(Source records)
---*---
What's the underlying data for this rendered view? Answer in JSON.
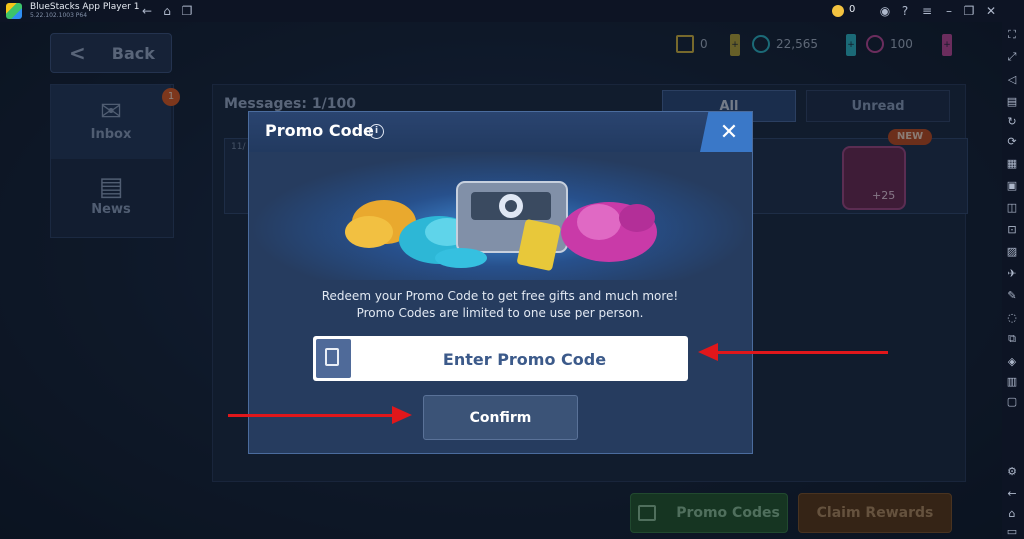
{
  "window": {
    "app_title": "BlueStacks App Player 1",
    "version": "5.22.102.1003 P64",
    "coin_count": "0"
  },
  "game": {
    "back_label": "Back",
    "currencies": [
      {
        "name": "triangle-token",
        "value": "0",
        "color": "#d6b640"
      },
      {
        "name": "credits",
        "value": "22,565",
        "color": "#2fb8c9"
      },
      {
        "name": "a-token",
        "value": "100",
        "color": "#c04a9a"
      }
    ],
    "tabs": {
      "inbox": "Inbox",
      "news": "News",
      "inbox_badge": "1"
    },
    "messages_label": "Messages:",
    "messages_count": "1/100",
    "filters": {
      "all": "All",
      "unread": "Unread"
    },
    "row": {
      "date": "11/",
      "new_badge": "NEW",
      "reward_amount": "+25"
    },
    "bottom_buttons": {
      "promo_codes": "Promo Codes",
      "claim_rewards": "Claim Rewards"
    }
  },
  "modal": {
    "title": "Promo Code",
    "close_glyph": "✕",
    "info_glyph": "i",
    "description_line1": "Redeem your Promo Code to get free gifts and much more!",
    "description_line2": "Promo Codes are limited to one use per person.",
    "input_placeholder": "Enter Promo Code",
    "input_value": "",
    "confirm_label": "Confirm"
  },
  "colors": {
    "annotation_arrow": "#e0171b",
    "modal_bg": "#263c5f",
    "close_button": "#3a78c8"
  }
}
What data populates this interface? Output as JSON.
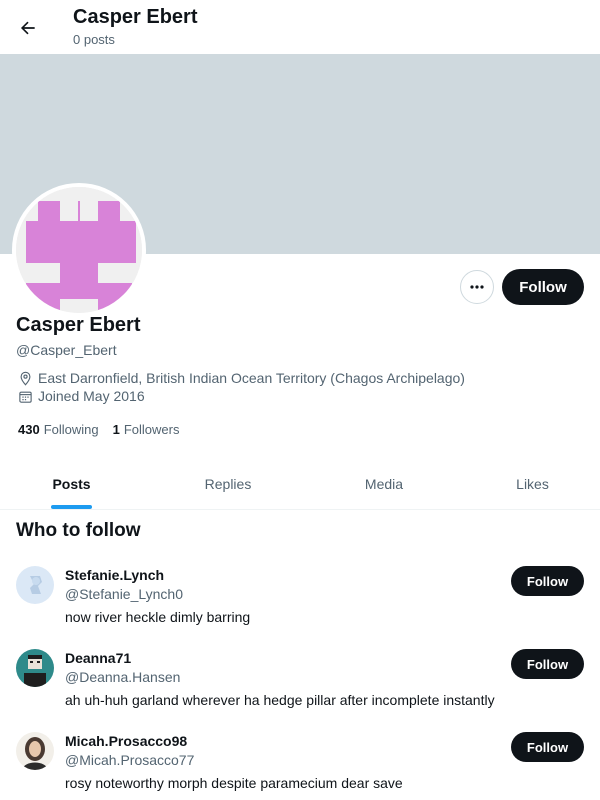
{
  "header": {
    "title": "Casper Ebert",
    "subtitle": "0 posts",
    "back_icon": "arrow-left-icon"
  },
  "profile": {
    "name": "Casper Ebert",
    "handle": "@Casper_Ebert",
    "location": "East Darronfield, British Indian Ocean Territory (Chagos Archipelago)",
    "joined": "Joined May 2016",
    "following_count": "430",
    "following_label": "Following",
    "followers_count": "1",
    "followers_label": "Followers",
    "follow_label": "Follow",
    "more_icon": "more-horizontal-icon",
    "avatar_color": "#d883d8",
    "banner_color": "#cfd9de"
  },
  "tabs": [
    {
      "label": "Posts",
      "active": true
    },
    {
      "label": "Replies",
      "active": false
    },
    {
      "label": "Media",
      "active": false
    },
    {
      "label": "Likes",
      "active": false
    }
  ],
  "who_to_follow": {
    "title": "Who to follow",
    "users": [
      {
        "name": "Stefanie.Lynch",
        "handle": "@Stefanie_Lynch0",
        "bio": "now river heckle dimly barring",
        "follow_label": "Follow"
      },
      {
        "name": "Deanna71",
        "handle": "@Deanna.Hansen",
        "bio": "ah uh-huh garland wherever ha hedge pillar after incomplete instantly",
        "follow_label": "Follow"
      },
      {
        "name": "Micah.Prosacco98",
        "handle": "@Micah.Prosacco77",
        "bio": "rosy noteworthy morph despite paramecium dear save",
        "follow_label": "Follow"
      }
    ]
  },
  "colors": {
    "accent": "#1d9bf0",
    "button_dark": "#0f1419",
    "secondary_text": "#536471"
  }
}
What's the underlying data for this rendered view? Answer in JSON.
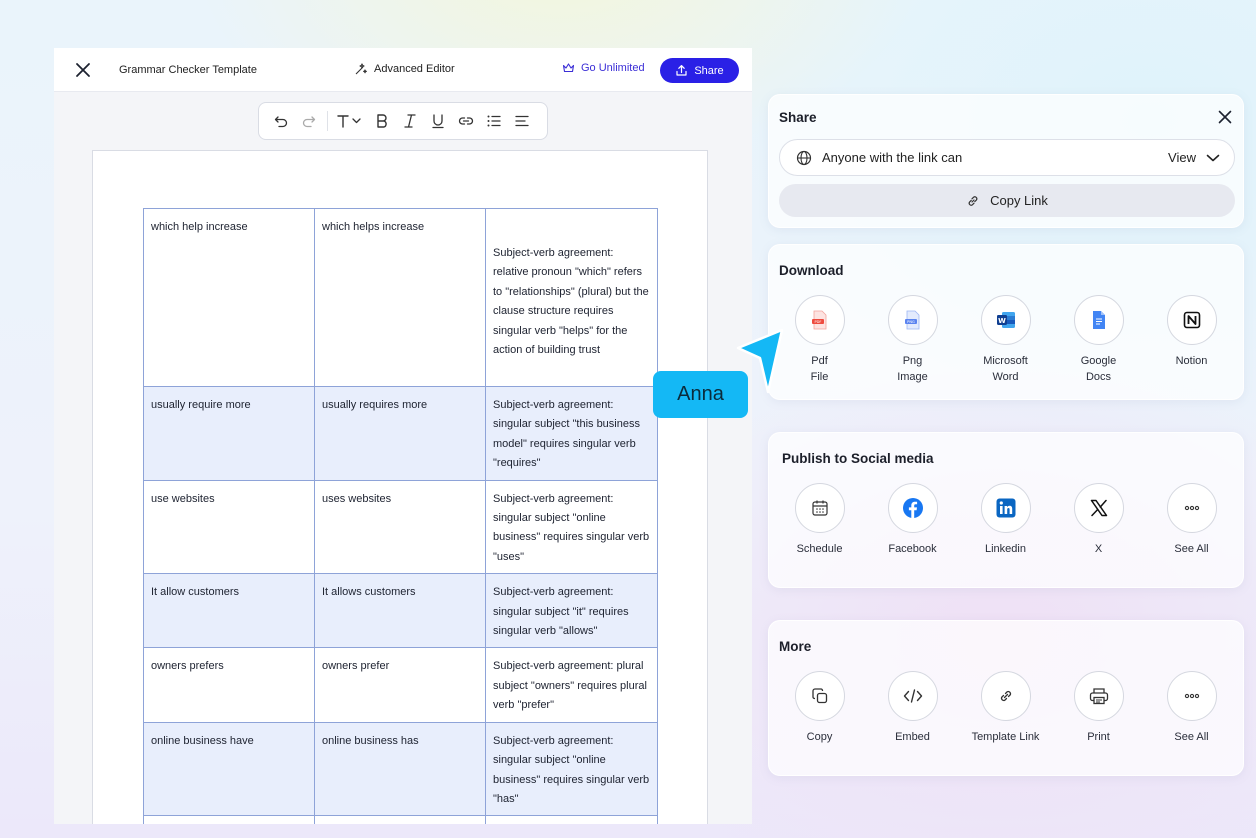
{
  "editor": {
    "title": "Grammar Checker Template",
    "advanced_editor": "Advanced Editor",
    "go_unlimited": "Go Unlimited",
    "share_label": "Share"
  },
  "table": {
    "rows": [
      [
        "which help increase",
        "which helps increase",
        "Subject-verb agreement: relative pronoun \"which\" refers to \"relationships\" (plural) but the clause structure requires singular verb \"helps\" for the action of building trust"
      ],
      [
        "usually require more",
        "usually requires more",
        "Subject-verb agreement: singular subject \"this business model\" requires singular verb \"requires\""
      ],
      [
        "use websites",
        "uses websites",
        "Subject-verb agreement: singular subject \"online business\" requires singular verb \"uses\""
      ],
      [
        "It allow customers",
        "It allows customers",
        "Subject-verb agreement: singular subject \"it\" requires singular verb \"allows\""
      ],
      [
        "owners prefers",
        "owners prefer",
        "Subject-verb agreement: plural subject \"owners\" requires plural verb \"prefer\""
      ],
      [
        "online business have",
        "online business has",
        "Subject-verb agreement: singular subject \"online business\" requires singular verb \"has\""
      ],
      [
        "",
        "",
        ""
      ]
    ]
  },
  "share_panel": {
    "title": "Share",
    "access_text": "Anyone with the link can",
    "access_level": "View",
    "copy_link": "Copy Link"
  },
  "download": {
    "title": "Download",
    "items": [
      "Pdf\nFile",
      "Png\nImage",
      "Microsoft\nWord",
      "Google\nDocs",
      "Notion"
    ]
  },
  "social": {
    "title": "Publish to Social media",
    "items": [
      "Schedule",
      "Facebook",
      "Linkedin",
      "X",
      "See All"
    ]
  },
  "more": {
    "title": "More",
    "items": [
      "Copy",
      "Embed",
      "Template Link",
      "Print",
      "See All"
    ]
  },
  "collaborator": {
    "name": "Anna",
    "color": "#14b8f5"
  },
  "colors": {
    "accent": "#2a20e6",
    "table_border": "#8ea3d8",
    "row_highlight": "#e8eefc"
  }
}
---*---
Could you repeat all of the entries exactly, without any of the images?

What's the underlying data for this rendered view? Answer in JSON.
{
  "window": {
    "app_title": "BlueStacks App Player 1",
    "version": "5.22.102.1003 P64",
    "coin_count": "0"
  },
  "game": {
    "back_label": "Back",
    "currencies": [
      {
        "name": "triangle-token",
        "value": "0",
        "color": "#d6b640"
      },
      {
        "name": "credits",
        "value": "22,565",
        "color": "#2fb8c9"
      },
      {
        "name": "a-token",
        "value": "100",
        "color": "#c04a9a"
      }
    ],
    "tabs": {
      "inbox": "Inbox",
      "news": "News",
      "inbox_badge": "1"
    },
    "messages_label": "Messages:",
    "messages_count": "1/100",
    "filters": {
      "all": "All",
      "unread": "Unread"
    },
    "row": {
      "date": "11/",
      "new_badge": "NEW",
      "reward_amount": "+25"
    },
    "bottom_buttons": {
      "promo_codes": "Promo Codes",
      "claim_rewards": "Claim Rewards"
    }
  },
  "modal": {
    "title": "Promo Code",
    "close_glyph": "✕",
    "info_glyph": "i",
    "description_line1": "Redeem your Promo Code to get free gifts and much more!",
    "description_line2": "Promo Codes are limited to one use per person.",
    "input_placeholder": "Enter Promo Code",
    "input_value": "",
    "confirm_label": "Confirm"
  },
  "colors": {
    "annotation_arrow": "#e0171b",
    "modal_bg": "#263c5f",
    "close_button": "#3a78c8"
  }
}
What data populates this interface? Output as JSON.
{
  "header": {
    "title": "Casper Ebert",
    "subtitle": "0 posts",
    "back_icon": "arrow-left-icon"
  },
  "profile": {
    "name": "Casper Ebert",
    "handle": "@Casper_Ebert",
    "location": "East Darronfield, British Indian Ocean Territory (Chagos Archipelago)",
    "joined": "Joined May 2016",
    "following_count": "430",
    "following_label": "Following",
    "followers_count": "1",
    "followers_label": "Followers",
    "follow_label": "Follow",
    "more_icon": "more-horizontal-icon",
    "avatar_color": "#d883d8",
    "banner_color": "#cfd9de"
  },
  "tabs": [
    {
      "label": "Posts",
      "active": true
    },
    {
      "label": "Replies",
      "active": false
    },
    {
      "label": "Media",
      "active": false
    },
    {
      "label": "Likes",
      "active": false
    }
  ],
  "who_to_follow": {
    "title": "Who to follow",
    "users": [
      {
        "name": "Stefanie.Lynch",
        "handle": "@Stefanie_Lynch0",
        "bio": "now river heckle dimly barring",
        "follow_label": "Follow"
      },
      {
        "name": "Deanna71",
        "handle": "@Deanna.Hansen",
        "bio": "ah uh-huh garland wherever ha hedge pillar after incomplete instantly",
        "follow_label": "Follow"
      },
      {
        "name": "Micah.Prosacco98",
        "handle": "@Micah.Prosacco77",
        "bio": "rosy noteworthy morph despite paramecium dear save",
        "follow_label": "Follow"
      }
    ]
  },
  "colors": {
    "accent": "#1d9bf0",
    "button_dark": "#0f1419",
    "secondary_text": "#536471"
  }
}
What's the underlying data for this rendered view? Answer in JSON.
{
  "editor": {
    "title": "Grammar Checker Template",
    "advanced_editor": "Advanced Editor",
    "go_unlimited": "Go Unlimited",
    "share_label": "Share"
  },
  "table": {
    "rows": [
      [
        "which help increase",
        "which helps increase",
        "Subject-verb agreement: relative pronoun \"which\" refers to \"relationships\" (plural) but the clause structure requires singular verb \"helps\" for the action of building trust"
      ],
      [
        "usually require more",
        "usually requires more",
        "Subject-verb agreement: singular subject \"this business model\" requires singular verb \"requires\""
      ],
      [
        "use websites",
        "uses websites",
        "Subject-verb agreement: singular subject \"online business\" requires singular verb \"uses\""
      ],
      [
        "It allow customers",
        "It allows customers",
        "Subject-verb agreement: singular subject \"it\" requires singular verb \"allows\""
      ],
      [
        "owners prefers",
        "owners prefer",
        "Subject-verb agreement: plural subject \"owners\" requires plural verb \"prefer\""
      ],
      [
        "online business have",
        "online business has",
        "Subject-verb agreement: singular subject \"online business\" requires singular verb \"has\""
      ],
      [
        "",
        "",
        ""
      ]
    ]
  },
  "share_panel": {
    "title": "Share",
    "access_text": "Anyone with the link can",
    "access_level": "View",
    "copy_link": "Copy Link"
  },
  "download": {
    "title": "Download",
    "items": [
      "Pdf\nFile",
      "Png\nImage",
      "Microsoft\nWord",
      "Google\nDocs",
      "Notion"
    ]
  },
  "social": {
    "title": "Publish to Social media",
    "items": [
      "Schedule",
      "Facebook",
      "Linkedin",
      "X",
      "See All"
    ]
  },
  "more": {
    "title": "More",
    "items": [
      "Copy",
      "Embed",
      "Template Link",
      "Print",
      "See All"
    ]
  },
  "collaborator": {
    "name": "Anna",
    "color": "#14b8f5"
  },
  "colors": {
    "accent": "#2a20e6",
    "table_border": "#8ea3d8",
    "row_highlight": "#e8eefc"
  }
}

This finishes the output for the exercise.